As the writer points out, you can use just about any font in MS Word. However, these free fonts make excellent additions to your font library, and three out of four are serif-style fonts. First you have Sanford, which is much more elegant that a regular serif typeface like Times New Roman. Then you can try Goudy Bookletter 1911, something that floats a vintage aura across the page. The third serif font is Selectric, a trip back to the 1970s for some of those Baby Boomers I mentioned who miss their fantastic Selectric typewriter with its clattering element.
Fonts for All Occasions

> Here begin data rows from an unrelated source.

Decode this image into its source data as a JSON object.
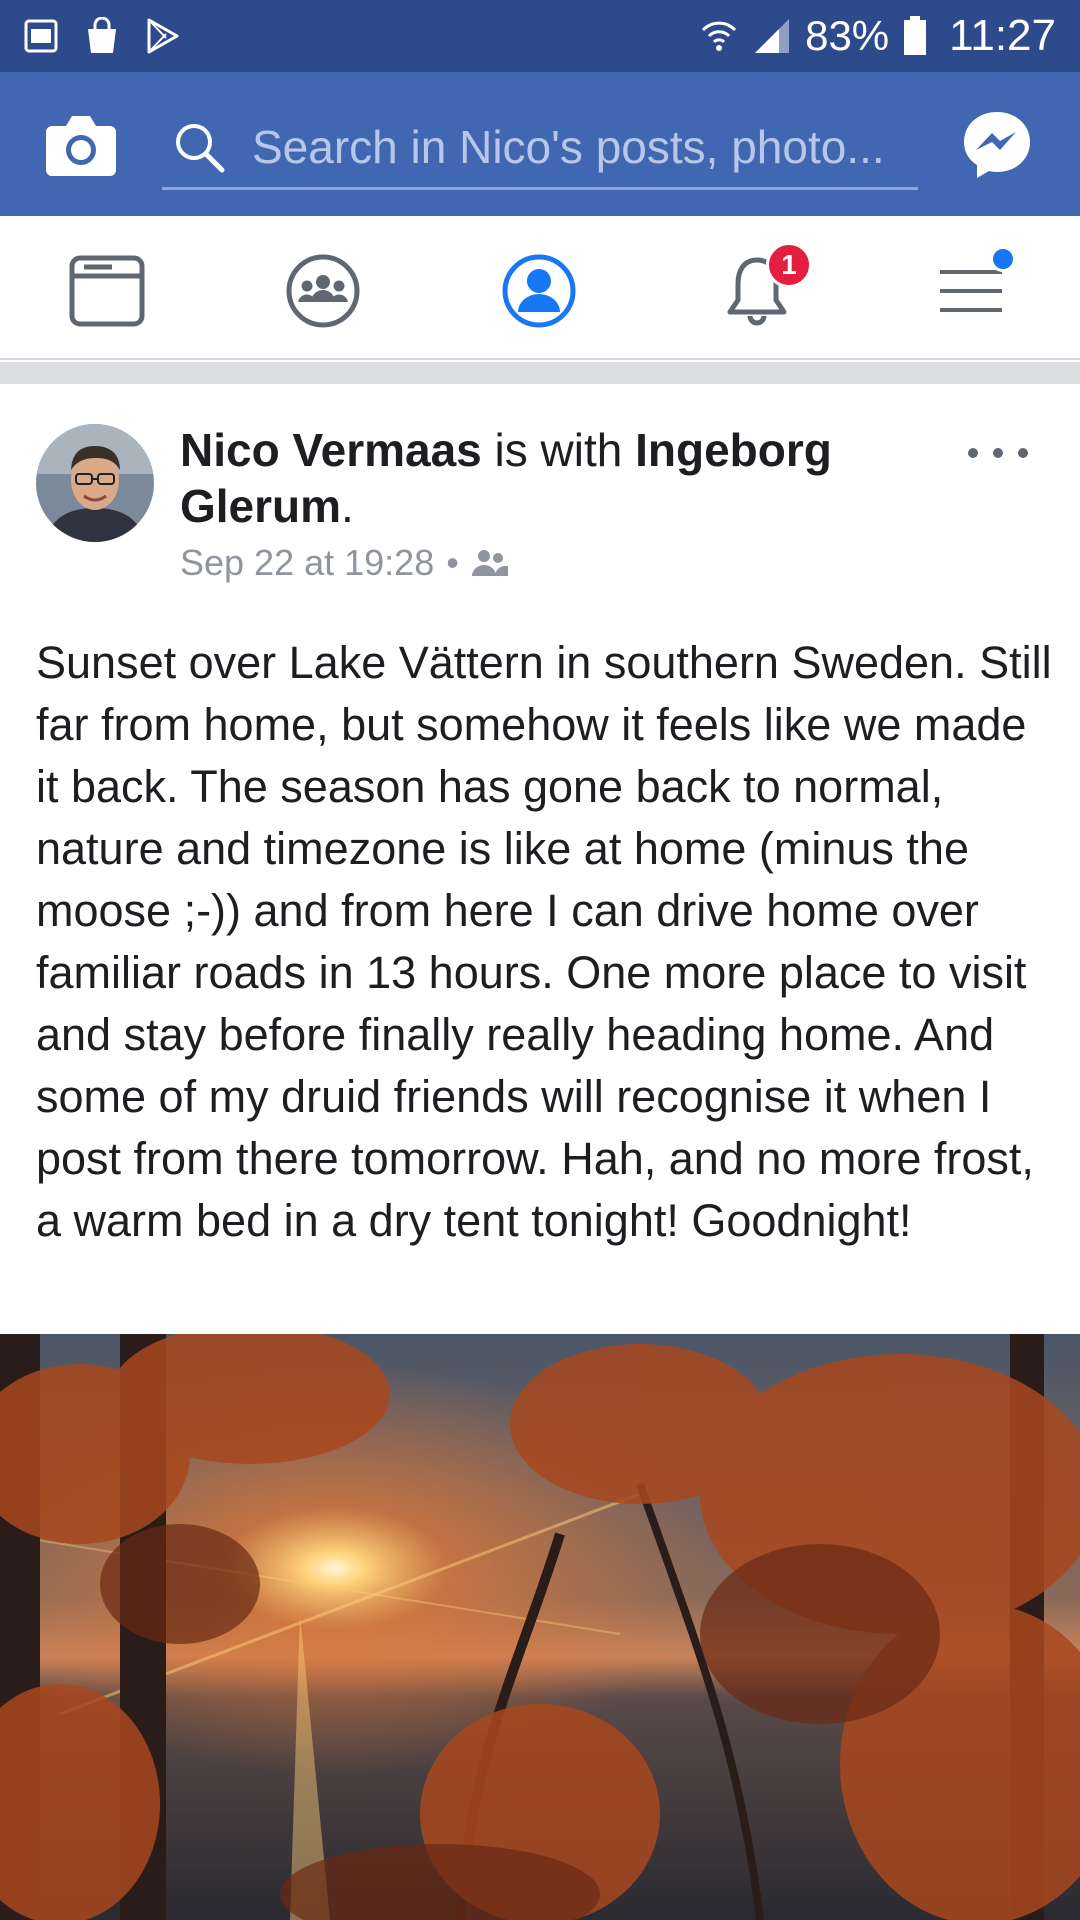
{
  "status_bar": {
    "battery": "83%",
    "time": "11:27",
    "icons": [
      "gallery-icon",
      "shopping-bag-icon",
      "play-store-icon",
      "wifi-icon",
      "signal-icon",
      "battery-icon"
    ]
  },
  "header": {
    "search_placeholder": "Search in Nico's posts, photo...",
    "icons": [
      "camera-icon",
      "search-icon",
      "messenger-icon"
    ],
    "brand_color": "#4267b2"
  },
  "nav": {
    "items": [
      {
        "name": "news-feed",
        "icon": "news-feed-icon"
      },
      {
        "name": "groups",
        "icon": "groups-icon"
      },
      {
        "name": "profile",
        "icon": "profile-icon",
        "active": true
      },
      {
        "name": "notifications",
        "icon": "bell-icon",
        "badge": "1"
      },
      {
        "name": "menu",
        "icon": "menu-icon",
        "dot": true
      }
    ],
    "active_color": "#1877f2"
  },
  "post": {
    "author": "Nico Vermaas",
    "with_text": "is with",
    "tagged": "Ingeborg Glerum",
    "period": ".",
    "timestamp": "Sep 22 at 19:28",
    "separator": "•",
    "audience_icon": "friends-icon",
    "text": "Sunset over Lake Vättern in southern Sweden. Still far from home, but somehow it feels like we made it back. The season has gone back to normal, nature and timezone is like at home (minus the moose ;-)) and from here I can drive home over familiar roads in 13 hours. One more place to visit and stay before finally really heading home. And some of my druid friends will recognise it when I post from there tomorrow. Hah, and no more frost, a warm bed in a dry tent tonight! Goodnight!"
  }
}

What about other fonts? As you can see with the party invitations above, you can add a lot of weight to your words with the right font. The wonderful assortment of free fonts makes it difficult to prefer one over the other. Your favorites are likely to depend upon your hobbies and style.
I asked a family member recently, a budding musician, if she could design a font, what she would choose. Without hesitation she stated she would want something that looks like musical notes. I found it out there for her and downloaded it from Fonts101.com. You can see it in the example to the left.
I enjoy exploring Fonts101.com (where I got Lilith and Melody Maker) as well as Font Monkey, a website owned by a font fan who seems to love nothing so much as designing fonts and making them available free of charge, for commercial or personal use. To the left, just above Melody Maker, you can see Web Monkey’s refreshingly named Refreshing Beverage.
In addition to those sites, many of Bright Hub’s most proficient font fanatics have searched free font sites and brought us examples of other serif (and sans serif) fonts that you can use for all kinds of occasions. Below are a few of my favorites.
It’s easy to find and download fonts that will make a great impact. Here the writer has chosen Bodoni XT and remarks upon its old-time look, with thick-width glyphs and light, airy serifs. Centabel’s serifs are minimized, so that the writer sees a whimsical, decorative font that still supplies the eye with the guidance it needs as it reads the page. Slab Tall X is heavy and bold; it reminds me of someone like Dashiell Hammett pounding out a Sam Spade mystery. Bistecca—a solid, strong font—works perfectly for banners and headlines.
In this article, the last of the four choices is Zenith, a style that’s very close to Serpentine Bold—which is not a free font. It is bold and
heavy, tilted slightly to the left. You can see it just down and to the right.
Three out of four of these fonts are serif, and they are all unique and reminiscent of the ancient documents lettered by the Celts. Aon Cari Celtic looks a bit like script; Spiral Initials reminds you of the artwork monks created with each new page of work; and Perigord wields that days-of-yore feeling but it’s quite legible.
If you’re among those who like to type out a family newsletter to tuck into your holiday card, or if you want to use something unusual to print address labels, try one of these. If you’re adventurous, you can even design and print your own cards. Your serif font choices include Christmas Card and Kingthings Christmas.
Just a word to the wise here to wrap things up: I’m afraid after all the fun I have perusing font sites, even I may occasionally be guilty of overdoing it. Yes, it is possible to misuse font styles or choose the wrong color, size, and design. Take a look at this slide show of what not to do so you won’t end up in Serif Font Abuse Prison.
- All screenshots by the writer, except for the image of Zenith font, taken by Michael Guerrero for Bright Hub.